SENDFILE(2) Linux Programmer's Manual SENDFILE(2)
sendfile - transfer data between file descriptors
ssize_t sendfile(int out_fd, int in_fd, off_t *offset, size_t count);
This call copies data between one file descriptor and another. Either
or both of these file descriptors may refer to a socket (but see
below). in_fd should be a file descriptor opened for reading and
out_fd should be a descriptor opened for writing. offset is a pointer
to a variable holding the input file pointer position from which send-
file() will start reading data. When sendfile() returns, this variable
will be set to the offset of the byte following the last byte that was
read. count is the number of bytes to copy between file descriptors.
Because this copying is done within the kernel, sendfile() does not
need to spend time transferring data to and from user space.
Sendfile does not modify the current file pointer of in_fd, but does
If you plan to use sendfile for sending files to a TCP socket, but need
to send some header data in front of the file contents, please see the
TCP_CORK option in tcp(7) to minimize the number of packets and to tune
Presently the descriptor from which data is read cannot correspond to a
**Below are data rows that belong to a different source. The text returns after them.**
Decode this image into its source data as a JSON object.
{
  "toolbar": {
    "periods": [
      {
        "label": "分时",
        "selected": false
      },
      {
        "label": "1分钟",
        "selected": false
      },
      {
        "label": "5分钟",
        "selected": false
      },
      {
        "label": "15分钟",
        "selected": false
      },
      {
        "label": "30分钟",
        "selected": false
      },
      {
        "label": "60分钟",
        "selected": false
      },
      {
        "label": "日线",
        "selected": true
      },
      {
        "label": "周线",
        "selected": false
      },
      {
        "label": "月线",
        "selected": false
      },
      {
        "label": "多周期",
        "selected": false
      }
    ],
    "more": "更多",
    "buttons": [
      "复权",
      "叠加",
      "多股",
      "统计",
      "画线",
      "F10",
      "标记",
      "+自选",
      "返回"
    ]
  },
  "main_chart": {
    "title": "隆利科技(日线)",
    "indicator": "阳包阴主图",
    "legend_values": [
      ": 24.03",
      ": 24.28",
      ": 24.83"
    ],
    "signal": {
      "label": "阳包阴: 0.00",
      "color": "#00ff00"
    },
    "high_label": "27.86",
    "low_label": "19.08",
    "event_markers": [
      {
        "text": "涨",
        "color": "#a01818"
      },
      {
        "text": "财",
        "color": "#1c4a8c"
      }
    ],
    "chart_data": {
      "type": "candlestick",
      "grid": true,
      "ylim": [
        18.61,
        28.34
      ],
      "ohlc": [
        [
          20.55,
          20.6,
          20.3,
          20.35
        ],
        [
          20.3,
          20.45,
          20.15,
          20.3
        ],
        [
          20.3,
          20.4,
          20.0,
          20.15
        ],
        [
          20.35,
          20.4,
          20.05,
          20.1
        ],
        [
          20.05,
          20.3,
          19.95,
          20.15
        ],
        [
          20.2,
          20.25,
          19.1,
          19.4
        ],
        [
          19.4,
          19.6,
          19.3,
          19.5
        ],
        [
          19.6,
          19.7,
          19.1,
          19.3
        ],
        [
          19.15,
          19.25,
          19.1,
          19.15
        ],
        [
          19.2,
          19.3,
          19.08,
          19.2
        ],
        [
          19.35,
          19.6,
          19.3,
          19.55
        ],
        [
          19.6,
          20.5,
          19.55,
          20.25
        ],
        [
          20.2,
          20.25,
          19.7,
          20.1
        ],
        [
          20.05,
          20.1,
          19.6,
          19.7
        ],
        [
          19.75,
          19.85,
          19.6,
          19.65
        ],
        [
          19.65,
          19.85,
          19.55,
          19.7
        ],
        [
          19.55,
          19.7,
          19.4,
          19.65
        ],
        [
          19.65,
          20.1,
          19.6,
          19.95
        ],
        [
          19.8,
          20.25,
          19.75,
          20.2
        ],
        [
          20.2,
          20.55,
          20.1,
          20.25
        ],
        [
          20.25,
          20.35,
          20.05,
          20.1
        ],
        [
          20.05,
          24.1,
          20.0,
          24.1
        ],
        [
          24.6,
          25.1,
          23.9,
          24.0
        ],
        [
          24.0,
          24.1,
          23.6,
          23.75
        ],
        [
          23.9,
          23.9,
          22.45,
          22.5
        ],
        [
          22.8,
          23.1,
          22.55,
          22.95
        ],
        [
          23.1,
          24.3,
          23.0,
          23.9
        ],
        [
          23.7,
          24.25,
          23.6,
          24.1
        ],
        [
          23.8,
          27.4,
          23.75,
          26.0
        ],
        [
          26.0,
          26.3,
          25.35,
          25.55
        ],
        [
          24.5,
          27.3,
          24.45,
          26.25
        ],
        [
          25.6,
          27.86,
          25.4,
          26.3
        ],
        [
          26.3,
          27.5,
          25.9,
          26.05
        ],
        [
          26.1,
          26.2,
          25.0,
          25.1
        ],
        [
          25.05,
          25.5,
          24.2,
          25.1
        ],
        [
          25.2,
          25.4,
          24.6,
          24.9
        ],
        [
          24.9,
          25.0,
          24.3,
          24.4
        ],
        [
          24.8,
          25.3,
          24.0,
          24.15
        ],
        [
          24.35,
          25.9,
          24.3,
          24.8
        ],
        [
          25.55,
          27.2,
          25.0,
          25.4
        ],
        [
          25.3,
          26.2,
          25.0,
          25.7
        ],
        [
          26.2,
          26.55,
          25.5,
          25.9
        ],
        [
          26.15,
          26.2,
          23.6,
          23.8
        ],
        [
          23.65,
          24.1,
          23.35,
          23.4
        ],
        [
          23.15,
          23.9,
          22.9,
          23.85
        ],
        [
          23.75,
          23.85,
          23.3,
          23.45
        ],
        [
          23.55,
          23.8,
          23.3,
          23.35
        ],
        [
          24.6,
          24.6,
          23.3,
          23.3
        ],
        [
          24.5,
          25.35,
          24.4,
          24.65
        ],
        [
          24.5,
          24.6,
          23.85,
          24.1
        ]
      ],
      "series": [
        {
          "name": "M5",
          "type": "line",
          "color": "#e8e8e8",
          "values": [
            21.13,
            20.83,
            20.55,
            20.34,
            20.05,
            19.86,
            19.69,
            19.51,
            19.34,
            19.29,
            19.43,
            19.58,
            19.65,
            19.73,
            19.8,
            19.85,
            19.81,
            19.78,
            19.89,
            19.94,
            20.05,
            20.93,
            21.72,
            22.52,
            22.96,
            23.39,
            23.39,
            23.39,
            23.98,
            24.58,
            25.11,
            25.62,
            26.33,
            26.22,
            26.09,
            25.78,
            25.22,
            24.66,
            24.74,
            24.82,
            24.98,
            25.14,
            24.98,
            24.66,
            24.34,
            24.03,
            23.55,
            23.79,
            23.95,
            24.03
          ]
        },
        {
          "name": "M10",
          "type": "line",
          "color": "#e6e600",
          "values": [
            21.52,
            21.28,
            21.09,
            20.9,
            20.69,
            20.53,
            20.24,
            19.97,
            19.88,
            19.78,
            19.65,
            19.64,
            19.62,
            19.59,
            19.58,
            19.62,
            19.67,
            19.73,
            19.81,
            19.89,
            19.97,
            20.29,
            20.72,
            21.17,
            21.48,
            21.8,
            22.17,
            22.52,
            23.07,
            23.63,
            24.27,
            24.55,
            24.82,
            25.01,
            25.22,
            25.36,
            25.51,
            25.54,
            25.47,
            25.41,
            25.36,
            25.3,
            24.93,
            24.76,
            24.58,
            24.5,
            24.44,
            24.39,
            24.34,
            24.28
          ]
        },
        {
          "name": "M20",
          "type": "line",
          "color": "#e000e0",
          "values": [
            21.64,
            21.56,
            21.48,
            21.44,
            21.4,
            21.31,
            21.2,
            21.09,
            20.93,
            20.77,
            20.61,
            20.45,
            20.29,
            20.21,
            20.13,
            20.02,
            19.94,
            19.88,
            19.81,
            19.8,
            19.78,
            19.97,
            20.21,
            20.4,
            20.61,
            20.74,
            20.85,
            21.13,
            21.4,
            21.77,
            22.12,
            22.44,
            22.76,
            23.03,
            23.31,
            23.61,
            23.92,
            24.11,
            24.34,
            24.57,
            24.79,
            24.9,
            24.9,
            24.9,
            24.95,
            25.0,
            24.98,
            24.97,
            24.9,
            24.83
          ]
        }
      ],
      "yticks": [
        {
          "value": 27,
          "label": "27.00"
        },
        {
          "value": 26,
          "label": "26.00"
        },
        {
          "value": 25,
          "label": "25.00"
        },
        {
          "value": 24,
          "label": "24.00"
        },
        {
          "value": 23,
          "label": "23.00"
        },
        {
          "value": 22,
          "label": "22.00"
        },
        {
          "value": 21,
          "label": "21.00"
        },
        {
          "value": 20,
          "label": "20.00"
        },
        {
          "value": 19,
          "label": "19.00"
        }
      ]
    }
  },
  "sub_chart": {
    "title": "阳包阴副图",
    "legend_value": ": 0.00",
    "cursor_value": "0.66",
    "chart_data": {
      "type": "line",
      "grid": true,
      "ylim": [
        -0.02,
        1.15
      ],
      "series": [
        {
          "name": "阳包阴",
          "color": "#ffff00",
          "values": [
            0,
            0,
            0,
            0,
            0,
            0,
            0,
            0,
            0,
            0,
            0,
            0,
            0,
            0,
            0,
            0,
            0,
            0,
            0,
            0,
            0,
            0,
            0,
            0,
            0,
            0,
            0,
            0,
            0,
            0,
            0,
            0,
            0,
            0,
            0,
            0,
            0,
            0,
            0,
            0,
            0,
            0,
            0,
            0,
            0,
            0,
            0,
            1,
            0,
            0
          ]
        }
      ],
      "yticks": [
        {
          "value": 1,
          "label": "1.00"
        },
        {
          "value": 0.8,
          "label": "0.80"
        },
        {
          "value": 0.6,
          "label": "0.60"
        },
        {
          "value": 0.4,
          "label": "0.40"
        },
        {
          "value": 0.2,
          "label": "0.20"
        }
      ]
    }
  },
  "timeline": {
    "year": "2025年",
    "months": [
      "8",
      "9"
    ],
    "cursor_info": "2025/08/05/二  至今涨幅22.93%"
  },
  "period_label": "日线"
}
socket, it must correspond to a file which supports mmap()-like opera-
If the transfer was successful, the number of bytes written to out_fd
is returned. On error, -1 is returned, and errno is set appropriately.
EBADF The input file was not opened for reading or the output file was
not opened for writing.
EINVAL Descriptor is not valid or locked.
ENOMEM Insufficient memory to read from in_fd.
EIO Unspecified error while reading from in_fd.
sendfile is a new feature in Linux 2.2. The include file <sys/send-
file.h> is present since glibc2.1.
Other Unixes often implement sendfile with different semantics and pro-
totypes. It should not be used in portable programs.
Linux Man Page 1998-12-01 SENDFILE(2)